He loved John Wayne, and the old movies. In these times of the Big Screen, he chose to watch the likes of Gunsmoke, The Rifleman, Wagon Train, and The Virginian. Even if he had seen the episode 14 times, he chose these shows over the new. “If I fall asleep, at least I won’t have to worry about missing something. It’s not like you can’t pick up where you left off.” The hero was also the one who prevailed, and the villain always lost. Just as it should be.
He worked at the church all the time. South Georgia Baptist Church was a second home to him. Of all his jobs, his favorite was being door greeter at the church. People would stand in his line at his door just to shake his hand, or get a hug. He knew everyone’s name and he knew who needed hearing aid devices, and who needed to sit on the end of the pew. He would walk some of the ladies down the aisle to their seat. Everyone loved Leon Bettis.
To his children, he was the fixer of all things. Over the phone, directions would be given on what needed to be done. But if needed, he would go to their houses with all the tools of his trade.

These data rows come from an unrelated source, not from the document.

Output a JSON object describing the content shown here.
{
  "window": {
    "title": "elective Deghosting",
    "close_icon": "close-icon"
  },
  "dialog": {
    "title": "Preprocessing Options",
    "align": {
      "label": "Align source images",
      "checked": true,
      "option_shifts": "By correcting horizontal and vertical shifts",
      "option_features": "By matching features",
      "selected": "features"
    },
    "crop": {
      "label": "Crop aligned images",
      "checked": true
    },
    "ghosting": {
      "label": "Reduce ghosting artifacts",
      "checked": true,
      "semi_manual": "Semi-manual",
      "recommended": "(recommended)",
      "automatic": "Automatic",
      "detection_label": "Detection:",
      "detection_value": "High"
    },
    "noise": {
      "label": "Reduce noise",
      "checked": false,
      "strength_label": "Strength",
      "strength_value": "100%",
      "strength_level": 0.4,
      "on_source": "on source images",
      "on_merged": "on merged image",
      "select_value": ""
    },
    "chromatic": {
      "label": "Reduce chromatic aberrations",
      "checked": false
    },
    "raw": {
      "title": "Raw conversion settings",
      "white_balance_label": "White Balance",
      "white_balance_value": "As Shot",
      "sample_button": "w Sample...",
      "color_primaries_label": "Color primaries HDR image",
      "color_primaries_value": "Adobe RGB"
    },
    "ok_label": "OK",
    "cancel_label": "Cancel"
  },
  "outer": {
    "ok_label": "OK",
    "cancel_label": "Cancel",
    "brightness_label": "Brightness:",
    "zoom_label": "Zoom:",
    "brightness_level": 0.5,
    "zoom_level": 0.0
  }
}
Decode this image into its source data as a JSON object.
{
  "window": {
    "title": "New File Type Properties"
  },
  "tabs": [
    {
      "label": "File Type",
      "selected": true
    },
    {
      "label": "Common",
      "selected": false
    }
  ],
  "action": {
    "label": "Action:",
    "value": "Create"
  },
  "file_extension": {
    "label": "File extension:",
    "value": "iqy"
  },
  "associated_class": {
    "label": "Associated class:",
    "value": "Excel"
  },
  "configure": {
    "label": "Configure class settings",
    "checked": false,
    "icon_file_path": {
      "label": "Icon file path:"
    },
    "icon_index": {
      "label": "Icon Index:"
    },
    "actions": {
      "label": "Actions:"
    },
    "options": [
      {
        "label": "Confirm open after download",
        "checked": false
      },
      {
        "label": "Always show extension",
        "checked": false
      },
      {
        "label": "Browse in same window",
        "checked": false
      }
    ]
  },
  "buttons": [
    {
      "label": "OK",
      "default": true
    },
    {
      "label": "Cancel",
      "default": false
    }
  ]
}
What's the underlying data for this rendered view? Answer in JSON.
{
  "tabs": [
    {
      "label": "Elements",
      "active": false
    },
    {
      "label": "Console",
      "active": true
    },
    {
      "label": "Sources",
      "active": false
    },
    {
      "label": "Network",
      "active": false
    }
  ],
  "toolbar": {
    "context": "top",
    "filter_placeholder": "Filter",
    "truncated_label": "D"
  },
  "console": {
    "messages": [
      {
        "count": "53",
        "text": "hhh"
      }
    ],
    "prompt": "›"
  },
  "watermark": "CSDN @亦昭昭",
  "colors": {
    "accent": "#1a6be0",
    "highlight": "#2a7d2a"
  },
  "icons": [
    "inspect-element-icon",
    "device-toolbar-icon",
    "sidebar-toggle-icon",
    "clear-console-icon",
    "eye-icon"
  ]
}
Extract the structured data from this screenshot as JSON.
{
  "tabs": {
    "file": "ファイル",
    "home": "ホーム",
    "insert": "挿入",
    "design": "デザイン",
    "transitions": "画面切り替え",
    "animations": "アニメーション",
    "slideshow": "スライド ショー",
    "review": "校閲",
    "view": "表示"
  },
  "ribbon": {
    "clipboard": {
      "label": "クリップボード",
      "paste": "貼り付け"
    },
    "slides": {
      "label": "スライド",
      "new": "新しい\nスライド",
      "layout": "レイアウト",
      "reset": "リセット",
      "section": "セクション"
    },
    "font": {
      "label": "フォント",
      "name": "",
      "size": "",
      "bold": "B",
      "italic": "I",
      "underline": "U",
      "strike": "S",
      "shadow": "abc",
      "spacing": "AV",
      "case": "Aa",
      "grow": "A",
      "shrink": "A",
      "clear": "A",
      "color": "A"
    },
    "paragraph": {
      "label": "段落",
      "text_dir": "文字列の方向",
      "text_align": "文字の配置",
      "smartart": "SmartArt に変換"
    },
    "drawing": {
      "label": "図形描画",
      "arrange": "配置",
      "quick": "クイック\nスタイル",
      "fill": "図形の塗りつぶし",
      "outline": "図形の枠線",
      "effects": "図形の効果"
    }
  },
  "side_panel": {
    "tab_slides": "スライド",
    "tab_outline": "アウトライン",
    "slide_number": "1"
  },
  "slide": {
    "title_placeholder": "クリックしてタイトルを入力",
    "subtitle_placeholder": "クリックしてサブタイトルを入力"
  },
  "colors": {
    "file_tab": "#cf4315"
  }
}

He was known to travel short distances if he needed to. He helped dig up sewer lines, got underneath houses to work on heaters, climbed into attics to check wiring and insulation, and onto the roofs to do whatever needed to be done. He roofed houses, unfroze air conditioners, fixed sink pipes, installed dishwashers, and installed central air units. And he always did so, with that smile on his face that was known to everyone.
To his grandchildren, he was the man of the hour. He could make a baby laugh with a zerbert, and a bounce. He taught them to blow bubbles and whistle. And he laughed. The best pictures in the world were of Papa with his grandchildren. He couldn’t wait to hear news about each one. He and Joyce went to volleyball games, basketball games, and football games (sometimes just to see the band play). They went to choir concerts, dance recitals, and band recitals. They would go to graduations from all grade levels.
He also gave them all a love for the outdoors, and the things that grew outside. Many conversations were made about how to grow the prettiest roses, and the best tomatoes. When news of a weather storm came, he would be out in the street watching the clouds. Many lessons were taught in the middle of a street of what types of clouds to be especially wary of, and what types would bring a nice gentle rain.
And to his dear wife, Joyce, he was the apple of her eye, and the keeper of her heart. He knew what she needed sometimes before she did. They traveled across many miles, highways and byways to see those they loved, and to see sights that gave them memories to share. He desired with all of his heart to care for her always. He and Joyce went to sporting events of all kinds, including horse shows; volleyball, basketball, and football games (sometimes just to see the marching bang play). They went to choir concerts, dance recitals, and band recitals. They would go to graduations from all grade levels.
This man, Edwin Leon Bettis, is more than just a memory to those who have been a huge part of his life. He is an inspiration and a guide to be more like his Creator. His love for Jesus and his desire for knowledge of God guided him to read The Word, time and again. He was not perfect, but was an example of how to recover from those imperfections.
He will be loved and missed greatly in the days to come. He will be talked about by many as they remember all the little things he did for people. He will always be close to those he loves in moments when they need it the most.
"See you at the pass"
Edwin is survived by his wife, Joyce Bettis; 4 children, Lynda Doane (David), Ron Bettis (Patti), Barry Bettis (Wendi) and Teresa Stanley (Alan); 6 grandchildren, Angie Goodson (Mike), Stacy Davis (Jeremy), Josh Doane (Cynthia), Joi Jenkins (James), Leah Taylor (Christopher) and Keight Raborn (Braley); 13 great-grandchildren; 2 great-great grandchildren; and 2 sisters, Sharon Morris and Louise Marquis.
Donations to your favorite charity would be appreciated.